British speculators - English, Scots, Welsh and Irish - rented every available wharf, storehouse and warehouse, often at exorbitant rates. These warehouses in Nassau and St. Georges were loaded with huge cargoes of arms and ammunition, cannon, gunpowder, lead and other tools or weapons, plus huge amounts of smokeless anthracite coal from Wales awaiting transshipment. Bahamians and Bermudians as well made fortunes from the rents of the warehouses or the operation of boarding houses, bawdy houses, restaurants and taverns for the high spending sailors and others involved in the trade. Because of the dependence on Southern trade, sympathy for the Confederacy ran strong in the islands.

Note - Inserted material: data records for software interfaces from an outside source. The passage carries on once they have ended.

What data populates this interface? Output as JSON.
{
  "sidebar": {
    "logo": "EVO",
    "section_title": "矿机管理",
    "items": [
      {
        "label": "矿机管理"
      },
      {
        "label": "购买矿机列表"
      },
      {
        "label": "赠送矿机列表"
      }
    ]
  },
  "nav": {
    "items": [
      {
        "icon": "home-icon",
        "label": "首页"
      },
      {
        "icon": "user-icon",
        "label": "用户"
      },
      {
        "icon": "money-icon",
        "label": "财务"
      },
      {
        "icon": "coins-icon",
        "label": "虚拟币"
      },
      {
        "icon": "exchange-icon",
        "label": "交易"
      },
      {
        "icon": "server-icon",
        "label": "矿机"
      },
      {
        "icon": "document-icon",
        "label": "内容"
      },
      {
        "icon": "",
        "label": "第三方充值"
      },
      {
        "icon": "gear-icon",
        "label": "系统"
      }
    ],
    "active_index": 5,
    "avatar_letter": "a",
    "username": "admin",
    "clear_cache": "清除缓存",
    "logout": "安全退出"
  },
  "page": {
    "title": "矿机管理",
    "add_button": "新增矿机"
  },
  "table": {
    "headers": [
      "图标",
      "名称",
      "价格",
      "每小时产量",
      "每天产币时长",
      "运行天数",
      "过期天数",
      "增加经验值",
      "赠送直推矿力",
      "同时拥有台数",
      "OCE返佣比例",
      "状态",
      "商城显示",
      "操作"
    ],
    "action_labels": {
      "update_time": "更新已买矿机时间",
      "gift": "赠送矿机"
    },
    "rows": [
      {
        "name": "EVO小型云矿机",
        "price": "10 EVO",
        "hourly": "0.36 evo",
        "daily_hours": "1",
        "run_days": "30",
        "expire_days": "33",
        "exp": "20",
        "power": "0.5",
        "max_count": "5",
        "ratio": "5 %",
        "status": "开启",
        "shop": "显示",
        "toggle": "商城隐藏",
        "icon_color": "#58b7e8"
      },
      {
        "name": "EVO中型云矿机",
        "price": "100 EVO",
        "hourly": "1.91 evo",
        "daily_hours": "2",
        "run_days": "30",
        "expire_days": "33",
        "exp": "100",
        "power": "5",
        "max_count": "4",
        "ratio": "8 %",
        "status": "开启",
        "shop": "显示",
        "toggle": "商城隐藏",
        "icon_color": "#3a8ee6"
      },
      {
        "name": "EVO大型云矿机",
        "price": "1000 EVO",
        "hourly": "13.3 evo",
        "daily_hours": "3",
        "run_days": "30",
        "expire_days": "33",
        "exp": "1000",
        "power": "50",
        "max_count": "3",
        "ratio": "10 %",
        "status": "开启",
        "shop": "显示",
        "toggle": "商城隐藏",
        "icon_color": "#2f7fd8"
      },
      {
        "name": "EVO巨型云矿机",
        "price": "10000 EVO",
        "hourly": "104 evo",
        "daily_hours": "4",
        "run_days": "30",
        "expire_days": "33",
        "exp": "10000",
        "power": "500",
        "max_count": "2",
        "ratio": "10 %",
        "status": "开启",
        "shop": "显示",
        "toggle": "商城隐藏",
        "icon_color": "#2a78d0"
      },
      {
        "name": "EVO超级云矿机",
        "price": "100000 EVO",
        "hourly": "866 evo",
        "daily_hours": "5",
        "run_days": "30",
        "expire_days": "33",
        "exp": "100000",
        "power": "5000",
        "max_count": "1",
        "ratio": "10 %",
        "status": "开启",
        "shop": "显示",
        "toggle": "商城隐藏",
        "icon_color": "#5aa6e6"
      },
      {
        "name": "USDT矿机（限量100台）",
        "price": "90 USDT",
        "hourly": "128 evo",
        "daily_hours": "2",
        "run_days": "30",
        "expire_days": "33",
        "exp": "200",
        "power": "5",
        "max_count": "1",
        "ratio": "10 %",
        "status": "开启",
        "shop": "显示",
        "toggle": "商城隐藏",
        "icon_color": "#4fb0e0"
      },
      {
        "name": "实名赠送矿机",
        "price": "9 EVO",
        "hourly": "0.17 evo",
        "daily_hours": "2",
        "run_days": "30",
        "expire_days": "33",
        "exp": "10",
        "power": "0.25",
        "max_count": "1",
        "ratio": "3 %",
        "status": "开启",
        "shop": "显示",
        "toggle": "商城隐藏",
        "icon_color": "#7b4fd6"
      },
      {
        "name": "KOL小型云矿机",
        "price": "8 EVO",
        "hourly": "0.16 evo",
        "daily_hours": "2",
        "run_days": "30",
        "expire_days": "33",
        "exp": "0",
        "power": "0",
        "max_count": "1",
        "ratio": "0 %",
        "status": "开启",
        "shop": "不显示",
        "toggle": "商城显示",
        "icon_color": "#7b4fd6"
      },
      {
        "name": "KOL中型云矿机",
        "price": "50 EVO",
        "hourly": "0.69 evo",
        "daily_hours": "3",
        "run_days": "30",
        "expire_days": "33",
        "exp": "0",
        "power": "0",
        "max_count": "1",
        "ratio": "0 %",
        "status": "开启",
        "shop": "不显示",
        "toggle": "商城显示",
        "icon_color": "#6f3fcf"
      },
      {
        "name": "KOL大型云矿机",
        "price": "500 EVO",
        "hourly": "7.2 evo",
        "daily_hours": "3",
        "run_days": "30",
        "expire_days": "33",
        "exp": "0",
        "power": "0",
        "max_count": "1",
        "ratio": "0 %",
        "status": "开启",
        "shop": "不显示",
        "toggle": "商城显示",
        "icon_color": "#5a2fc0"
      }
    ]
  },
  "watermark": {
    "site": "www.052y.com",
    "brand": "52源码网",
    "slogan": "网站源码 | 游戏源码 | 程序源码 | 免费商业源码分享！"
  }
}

Because of the war, when England had gone through the surplus cotton it bought in 1860, the market stayed high. About 75%, or three fourths of a normal year's export, got to the foreign market aboard blockade runners during the years 1861-1865. The North, when it penetrated the South, made strenuous efforts to secure cotton and ship it to England to keep Britain from recognizing and supporting the South. Another factor that dethroned cotton from a king to a pawn in the Civil War was a serious wheat crop failure in Great Britain. Great Britain became dependent on the government of the United States for wheat grain to aid in the food crisis. After the food crisis passed, the trade was continued on a munitions for wheat basis that was mutually beneficial to both sides.

Nevertheless, there was in the British cabinet and French court an interest to support the Confederacy as a separate state. This was especially true in the early part of the war. During this period, the Confederate ships, Florida and Alabama, were built in England. The picture on the left depicts the Alabama (on the right) under construction in a British shipyard near Liverpool, England.

 

 

 

 

Confederate ship Florida as painted by William R. McGrath

At the end of 1862, when Lee was stopped in his advance up Maryland at Antietam, the mood in England was swaying back to keeping good relations with the United States. Some of the English still wanted the United States to emerge from the war as two countries as late as October 1863. This was clearly seen in a speech given by Prime Minister Gladstone (he was Scottish), in Newcastle, England, when he said, "We may anticipate with certainty the success of the Southern States so far as regards their separation from the North." This triggered the United States to tell representatives of Great Britain that if they so much as offered mediation, it would mean war.

Gladstone's remarks worked to the benefit of the North as it coalesced a strong support for the United States in England, and the subject was never made public again. The English public support for the North resulted in the seizure that same month, by the English government, of the Confederate ship, the Alexandria, and two ships known as "Laird Rams" under construction in British shipyards. The "Laird Rams" were ironclad steamers with a wrought iron ram that would have torn a hole in the wooden United States Navy